I’m troubled by an apparent split over children’s screen time between the guardians of children’s health and the guardians of their education. The public health community, from the American Academy of Pediatrics to the White House Task Force on Childhood Obesity, is intensifying efforts to set limits on the amount of time young children spend with screen technology—-one to two hours per day for older children and no screen time for babies and toddlers.
Meanwhile, the National Association for the Education of Young Children—-the nation’s premier professional organization for early childhood educators—-recently released a draft of its statement on children and technology which advocates incorporating screens into all early childhood programs and pointedly does not advocate for limits on screen time.

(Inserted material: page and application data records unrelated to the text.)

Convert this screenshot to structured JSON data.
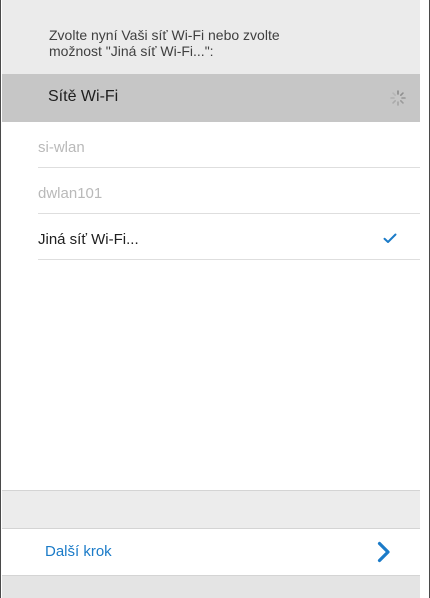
{
  "intro": {
    "line1": "Zvolte nyní Vaši síť Wi-Fi nebo zvolte",
    "line2": "možnost \"Jiná síť Wi-Fi...\":"
  },
  "section": {
    "title": "Sítě Wi-Fi",
    "status_icon": "loading-spinner-icon"
  },
  "networks": [
    {
      "label": "si-wlan",
      "dimmed": true,
      "checked": false
    },
    {
      "label": "dwlan101",
      "dimmed": true,
      "checked": false
    },
    {
      "label": "Jiná síť Wi-Fi...",
      "dimmed": false,
      "checked": true
    }
  ],
  "footer": {
    "next_label": "Další krok",
    "next_icon": "chevron-right-icon"
  },
  "colors": {
    "accent": "#1b7bc8",
    "header_bg": "#c6c6c6",
    "intro_bg": "#ebebeb",
    "dimmed_text": "#b9b9b9"
  }
}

As it stands, NAEYC’s position on children and technology actually undermines the growing public health movement to reduce children’s screen time.

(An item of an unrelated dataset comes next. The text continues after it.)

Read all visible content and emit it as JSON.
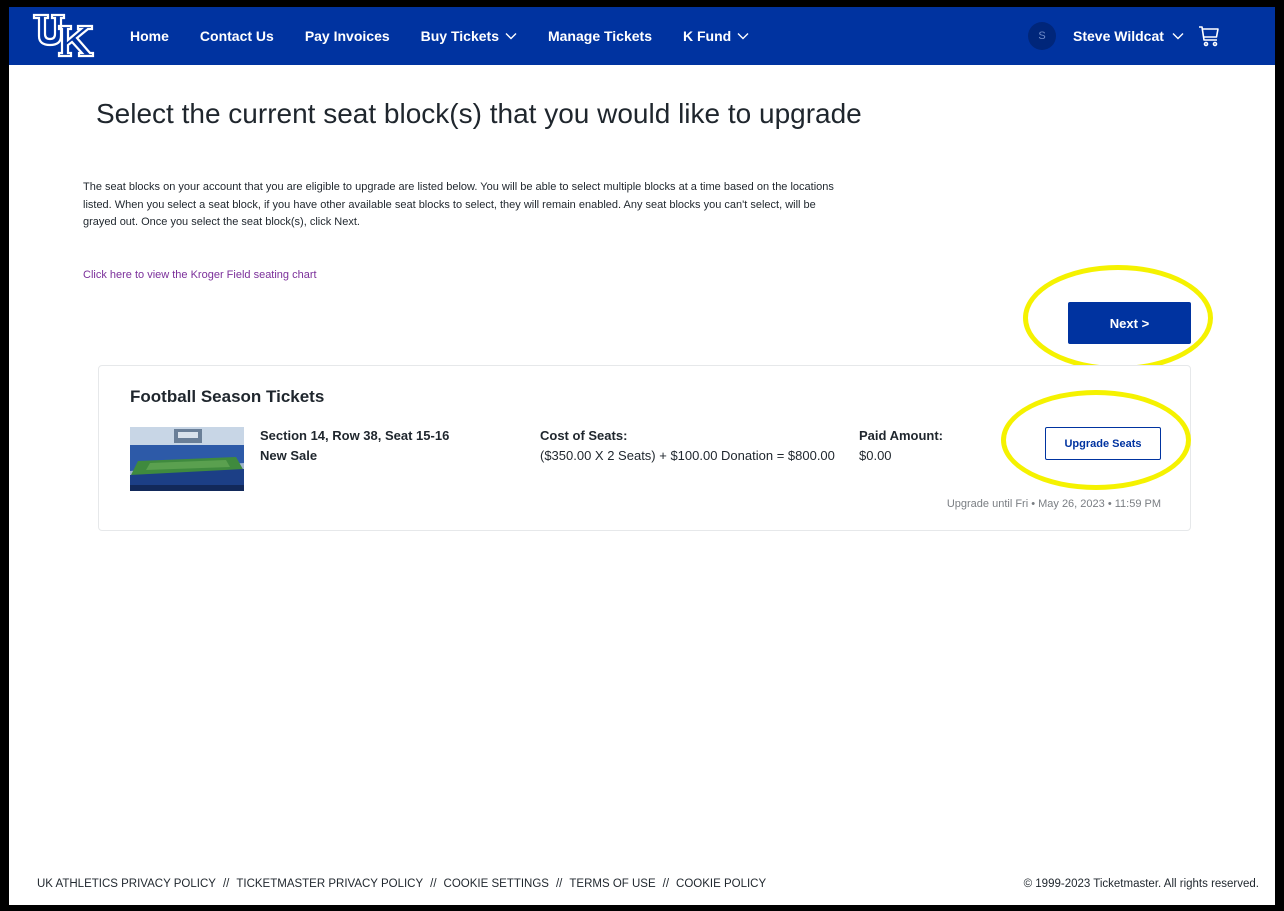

Why would executives from Scholastic, the respected publisher whose books reach approximately 90% of America's classrooms, distribute corporate public relations in classrooms around the country disguised as educational materials?
Because they’re paid to do it.
That’s why the Campaign for a Commercial-Free Childhood (CCFC) is urging the educational publisher to retire its controversial InSchool Marketing division. The program has been used to market everything from ice cream to television programming in children’s classrooms. Clients have included McDonald’s, Cartoon Network, Shell, SunnyD, Nestle, Disney, and the corporate-funded Chamber of Commerce. According to Scholastic, the InSchool Marketing Division is designed “to promote client objectives” and “make a difference by influencing attitudes and behaviors.”
Alex’s dad designed this logo and the client hates it! Ok, that may be an exaggeration. But with your help, they'd like to do something more positive.
Alex Bogusky welcomes special guest Dr. Susan Linn to the show. Dr Linn is an internationally known expert on the effects of media and commercial marketing on children. Aside from being co-founder and director of the national advocacy group, Campaign for a Commercial-Free Childhood, she is an Instructor in Psychiatry at Harvard Medical School, a psychologist, writer, award-winning producer, and ventriloquist!
Should we ban advertising to children? Billions of marketing dollars are spent annually to target a demographic of consumers lacking the mental capacity to understand the messages they are fed. Is this fair? Or are we brainwashing a generation of Super Consumers?